We are very pleased to announce the hiring of Jared Childress as ACR’s prescribed fire specialist, effective August 13, 2018. As a member of ACR’s science and stewardship staff, Jared will identify and assess units for prescribed fire or other vegetation management treatments on ACR lands and on the lands of our partner agencies and land owners/managers. He will work with our current staff to write burn plans, and interface with fire agencies, the air quality management districts, and our neighbors and community members.

Director of Stewardship Jeanne Wirka expresses our collective delight at filling this much-needed staff position, “Jared is joining ACR at a super-exciting time. The ACR stewardship staff at all of our preserves are looking forward to working with him to implement the objectives of our growing Fire Forward program.”

Jared holds a Bachelor’s degree in Environmental Studies from Evergreen State College, a Wildland Firefighter II certificate, has participated in a Prescribed Fire Training Exchange (TREX), and trained as a Wilderness First Responder.

Prior to joining ACR, Jared served as the land steward and community wildfire organizer for the East Bay community of Canyon, building community relations between landowners, utilities and state and local fire agencies. Jared’s commitment to the whole system includes community education, most recently as the director of education and watershed restoration at Spaulding Marine Center, and field research, including past experience tracking pumas for UCSC Puma Project, tracking wolves for the Yellowstone Wolf Project, and monitoring coastal rangelands for Point Blue's Range Monitoring Network. Jared is a member of the Central Coast Prescribed Fire Council, Society of Rangeland Management and the California Native Plant Society.
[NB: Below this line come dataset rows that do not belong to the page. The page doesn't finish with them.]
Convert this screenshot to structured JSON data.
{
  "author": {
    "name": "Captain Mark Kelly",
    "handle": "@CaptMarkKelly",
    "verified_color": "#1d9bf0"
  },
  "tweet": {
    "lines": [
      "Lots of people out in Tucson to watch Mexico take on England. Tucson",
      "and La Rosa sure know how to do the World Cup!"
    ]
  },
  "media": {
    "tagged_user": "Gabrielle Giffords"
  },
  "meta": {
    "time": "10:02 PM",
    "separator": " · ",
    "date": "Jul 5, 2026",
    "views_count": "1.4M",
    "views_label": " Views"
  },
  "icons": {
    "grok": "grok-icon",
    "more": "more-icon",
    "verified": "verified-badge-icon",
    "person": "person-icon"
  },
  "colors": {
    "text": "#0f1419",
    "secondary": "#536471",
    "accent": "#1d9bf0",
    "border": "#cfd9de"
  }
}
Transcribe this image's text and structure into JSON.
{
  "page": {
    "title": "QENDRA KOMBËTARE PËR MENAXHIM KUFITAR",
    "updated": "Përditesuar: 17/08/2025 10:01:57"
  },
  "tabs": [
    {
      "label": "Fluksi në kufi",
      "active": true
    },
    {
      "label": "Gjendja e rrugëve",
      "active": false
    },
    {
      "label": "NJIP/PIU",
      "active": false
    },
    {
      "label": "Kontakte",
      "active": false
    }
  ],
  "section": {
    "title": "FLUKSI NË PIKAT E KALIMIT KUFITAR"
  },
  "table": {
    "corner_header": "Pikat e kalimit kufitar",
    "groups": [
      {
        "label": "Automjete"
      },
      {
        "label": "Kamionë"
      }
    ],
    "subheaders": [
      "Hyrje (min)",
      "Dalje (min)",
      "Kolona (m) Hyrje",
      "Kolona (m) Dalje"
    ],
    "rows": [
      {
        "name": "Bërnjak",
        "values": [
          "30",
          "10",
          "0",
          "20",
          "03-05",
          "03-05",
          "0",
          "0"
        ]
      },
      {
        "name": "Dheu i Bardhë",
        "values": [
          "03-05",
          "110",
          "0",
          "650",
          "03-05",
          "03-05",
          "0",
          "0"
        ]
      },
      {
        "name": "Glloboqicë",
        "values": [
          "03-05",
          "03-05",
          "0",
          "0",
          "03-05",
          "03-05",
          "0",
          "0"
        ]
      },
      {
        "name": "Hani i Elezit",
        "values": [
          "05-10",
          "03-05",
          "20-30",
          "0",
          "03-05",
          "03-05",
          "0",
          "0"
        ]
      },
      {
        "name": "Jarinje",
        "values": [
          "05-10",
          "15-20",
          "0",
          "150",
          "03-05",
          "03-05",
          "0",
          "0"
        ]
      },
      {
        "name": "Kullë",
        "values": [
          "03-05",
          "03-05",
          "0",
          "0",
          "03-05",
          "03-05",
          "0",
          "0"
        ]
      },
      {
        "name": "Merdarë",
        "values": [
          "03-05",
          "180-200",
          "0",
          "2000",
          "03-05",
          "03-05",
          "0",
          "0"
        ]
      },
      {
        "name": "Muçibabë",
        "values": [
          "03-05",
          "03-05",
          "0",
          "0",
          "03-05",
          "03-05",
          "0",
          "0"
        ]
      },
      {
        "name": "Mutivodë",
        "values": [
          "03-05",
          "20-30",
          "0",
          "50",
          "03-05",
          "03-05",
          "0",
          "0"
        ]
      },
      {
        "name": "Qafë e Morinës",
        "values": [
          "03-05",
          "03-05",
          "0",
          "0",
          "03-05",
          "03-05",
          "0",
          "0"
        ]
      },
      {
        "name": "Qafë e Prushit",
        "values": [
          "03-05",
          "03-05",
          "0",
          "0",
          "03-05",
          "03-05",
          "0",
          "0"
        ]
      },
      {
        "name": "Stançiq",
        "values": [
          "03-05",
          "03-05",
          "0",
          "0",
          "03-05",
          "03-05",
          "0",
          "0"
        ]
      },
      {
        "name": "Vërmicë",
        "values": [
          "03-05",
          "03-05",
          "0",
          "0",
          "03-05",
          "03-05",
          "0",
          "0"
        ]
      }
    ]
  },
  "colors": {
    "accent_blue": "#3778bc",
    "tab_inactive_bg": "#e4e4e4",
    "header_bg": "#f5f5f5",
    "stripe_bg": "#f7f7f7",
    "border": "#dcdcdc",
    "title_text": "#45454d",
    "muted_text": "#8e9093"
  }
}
“The seeds of conservation were planted early,” says Jared, who grew up on a working cattle ranch in coastal California and became aware of the detrimental effects of overgrazing as well as the degradation of diverse ecosystems from decades of fire suppression. “I am extremely excited about the fertile work ahead with ACR's Fire Forward program and I hope to utilize my experience in applied ecology to help our neighbors, conservation partners and other landowners create safer communities while fostering ecologically resilient wildlands.”

Please join us in welcoming Jared to the ACR community!


QUESTIONS ABOUT THE FIRE FORWARD PROGRAM: jared.childress@egret.org or 707.938.4554 ext. 309


7/16/18: KQED/FORUM Panel discussed the hope for increased pace and scale of controlled burns, including a profile of their use on Bouverie Preserve: https://www.kqed.org/science/1927354/controlled-burns-can-help-solve-californias-fire-problem-so-why-arent-there-more-of-them


8/7/18: KQED/FORUM As wildfires across the state rage on, Governor Brown and some lawmakers are calling for increased forest thinning to lessen the threat posed by fires. Those in favor of logging say that removing trees and vegetation can help reduce a fire's intensity and make forests more resilient. Opponents say thinning does nothing to protect communities from fires and imperils species that depend on dense forests. Listen to the debate: https://www.kqed.org/forum/2010101866607/can-more-logging-help-prevent-california-wildfires